- Requirement
Please return the data that follows precisely as written, but without the images.

[Records from a data collection]
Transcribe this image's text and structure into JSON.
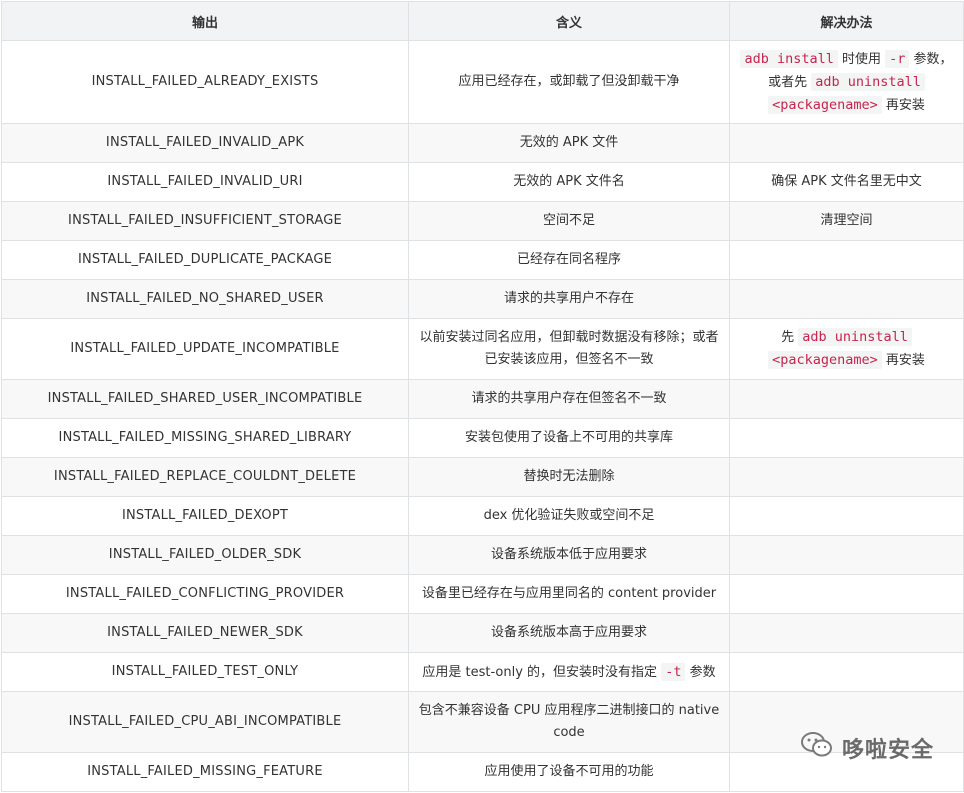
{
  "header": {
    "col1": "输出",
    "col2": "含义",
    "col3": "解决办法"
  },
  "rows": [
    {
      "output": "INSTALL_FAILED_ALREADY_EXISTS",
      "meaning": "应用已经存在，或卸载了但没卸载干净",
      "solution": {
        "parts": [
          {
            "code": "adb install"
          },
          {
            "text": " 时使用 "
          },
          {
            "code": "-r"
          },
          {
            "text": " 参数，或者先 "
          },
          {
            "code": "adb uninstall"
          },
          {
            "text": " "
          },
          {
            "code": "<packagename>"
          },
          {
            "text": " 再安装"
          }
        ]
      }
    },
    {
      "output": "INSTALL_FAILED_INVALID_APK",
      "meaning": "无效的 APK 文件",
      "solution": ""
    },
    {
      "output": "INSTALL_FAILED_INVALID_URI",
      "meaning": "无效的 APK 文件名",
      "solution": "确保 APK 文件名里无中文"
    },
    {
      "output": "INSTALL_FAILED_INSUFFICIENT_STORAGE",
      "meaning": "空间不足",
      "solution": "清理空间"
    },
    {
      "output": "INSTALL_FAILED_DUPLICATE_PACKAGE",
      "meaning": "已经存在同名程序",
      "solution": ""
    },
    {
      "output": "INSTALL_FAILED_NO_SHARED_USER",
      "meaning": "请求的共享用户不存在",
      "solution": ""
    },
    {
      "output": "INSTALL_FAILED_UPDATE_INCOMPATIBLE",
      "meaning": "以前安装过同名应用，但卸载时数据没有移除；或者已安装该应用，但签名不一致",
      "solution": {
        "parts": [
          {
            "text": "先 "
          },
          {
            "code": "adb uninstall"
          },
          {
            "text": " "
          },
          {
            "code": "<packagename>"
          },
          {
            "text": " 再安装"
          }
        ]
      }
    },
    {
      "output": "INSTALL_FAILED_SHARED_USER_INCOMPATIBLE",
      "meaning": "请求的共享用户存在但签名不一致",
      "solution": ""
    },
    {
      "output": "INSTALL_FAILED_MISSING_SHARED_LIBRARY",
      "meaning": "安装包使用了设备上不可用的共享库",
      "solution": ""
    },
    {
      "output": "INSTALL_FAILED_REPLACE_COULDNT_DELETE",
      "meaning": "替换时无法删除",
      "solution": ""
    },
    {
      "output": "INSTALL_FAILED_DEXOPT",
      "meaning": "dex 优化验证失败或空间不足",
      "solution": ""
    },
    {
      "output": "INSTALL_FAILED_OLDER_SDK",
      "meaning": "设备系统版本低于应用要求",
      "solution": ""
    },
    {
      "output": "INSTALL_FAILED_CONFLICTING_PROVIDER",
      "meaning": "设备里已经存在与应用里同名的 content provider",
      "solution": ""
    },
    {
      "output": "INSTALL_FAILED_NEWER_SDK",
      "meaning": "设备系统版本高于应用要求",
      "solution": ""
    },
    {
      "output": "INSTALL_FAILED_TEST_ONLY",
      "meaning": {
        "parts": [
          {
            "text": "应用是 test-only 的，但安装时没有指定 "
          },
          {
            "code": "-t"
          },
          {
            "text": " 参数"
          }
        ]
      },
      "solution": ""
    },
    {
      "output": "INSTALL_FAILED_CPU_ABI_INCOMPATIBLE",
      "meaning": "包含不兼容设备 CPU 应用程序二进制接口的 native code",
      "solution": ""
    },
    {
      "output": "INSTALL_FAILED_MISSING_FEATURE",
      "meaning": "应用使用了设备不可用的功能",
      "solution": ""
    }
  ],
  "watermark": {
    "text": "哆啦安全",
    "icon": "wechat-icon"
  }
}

- Output for this task
Transcribe this image's text and structure into JSON.
{
  "header": {
    "col1": "输出",
    "col2": "含义",
    "col3": "解决办法"
  },
  "rows": [
    {
      "output": "INSTALL_FAILED_ALREADY_EXISTS",
      "meaning": "应用已经存在，或卸载了但没卸载干净",
      "solution": {
        "parts": [
          {
            "code": "adb install"
          },
          {
            "text": " 时使用 "
          },
          {
            "code": "-r"
          },
          {
            "text": " 参数，或者先 "
          },
          {
            "code": "adb uninstall"
          },
          {
            "text": " "
          },
          {
            "code": "<packagename>"
          },
          {
            "text": " 再安装"
          }
        ]
      }
    },
    {
      "output": "INSTALL_FAILED_INVALID_APK",
      "meaning": "无效的 APK 文件",
      "solution": ""
    },
    {
      "output": "INSTALL_FAILED_INVALID_URI",
      "meaning": "无效的 APK 文件名",
      "solution": "确保 APK 文件名里无中文"
    },
    {
      "output": "INSTALL_FAILED_INSUFFICIENT_STORAGE",
      "meaning": "空间不足",
      "solution": "清理空间"
    },
    {
      "output": "INSTALL_FAILED_DUPLICATE_PACKAGE",
      "meaning": "已经存在同名程序",
      "solution": ""
    },
    {
      "output": "INSTALL_FAILED_NO_SHARED_USER",
      "meaning": "请求的共享用户不存在",
      "solution": ""
    },
    {
      "output": "INSTALL_FAILED_UPDATE_INCOMPATIBLE",
      "meaning": "以前安装过同名应用，但卸载时数据没有移除；或者已安装该应用，但签名不一致",
      "solution": {
        "parts": [
          {
            "text": "先 "
          },
          {
            "code": "adb uninstall"
          },
          {
            "text": " "
          },
          {
            "code": "<packagename>"
          },
          {
            "text": " 再安装"
          }
        ]
      }
    },
    {
      "output": "INSTALL_FAILED_SHARED_USER_INCOMPATIBLE",
      "meaning": "请求的共享用户存在但签名不一致",
      "solution": ""
    },
    {
      "output": "INSTALL_FAILED_MISSING_SHARED_LIBRARY",
      "meaning": "安装包使用了设备上不可用的共享库",
      "solution": ""
    },
    {
      "output": "INSTALL_FAILED_REPLACE_COULDNT_DELETE",
      "meaning": "替换时无法删除",
      "solution": ""
    },
    {
      "output": "INSTALL_FAILED_DEXOPT",
      "meaning": "dex 优化验证失败或空间不足",
      "solution": ""
    },
    {
      "output": "INSTALL_FAILED_OLDER_SDK",
      "meaning": "设备系统版本低于应用要求",
      "solution": ""
    },
    {
      "output": "INSTALL_FAILED_CONFLICTING_PROVIDER",
      "meaning": "设备里已经存在与应用里同名的 content provider",
      "solution": ""
    },
    {
      "output": "INSTALL_FAILED_NEWER_SDK",
      "meaning": "设备系统版本高于应用要求",
      "solution": ""
    },
    {
      "output": "INSTALL_FAILED_TEST_ONLY",
      "meaning": {
        "parts": [
          {
            "text": "应用是 test-only 的，但安装时没有指定 "
          },
          {
            "code": "-t"
          },
          {
            "text": " 参数"
          }
        ]
      },
      "solution": ""
    },
    {
      "output": "INSTALL_FAILED_CPU_ABI_INCOMPATIBLE",
      "meaning": "包含不兼容设备 CPU 应用程序二进制接口的 native code",
      "solution": ""
    },
    {
      "output": "INSTALL_FAILED_MISSING_FEATURE",
      "meaning": "应用使用了设备不可用的功能",
      "solution": ""
    }
  ],
  "watermark": {
    "text": "哆啦安全",
    "icon": "wechat-icon"
  }
}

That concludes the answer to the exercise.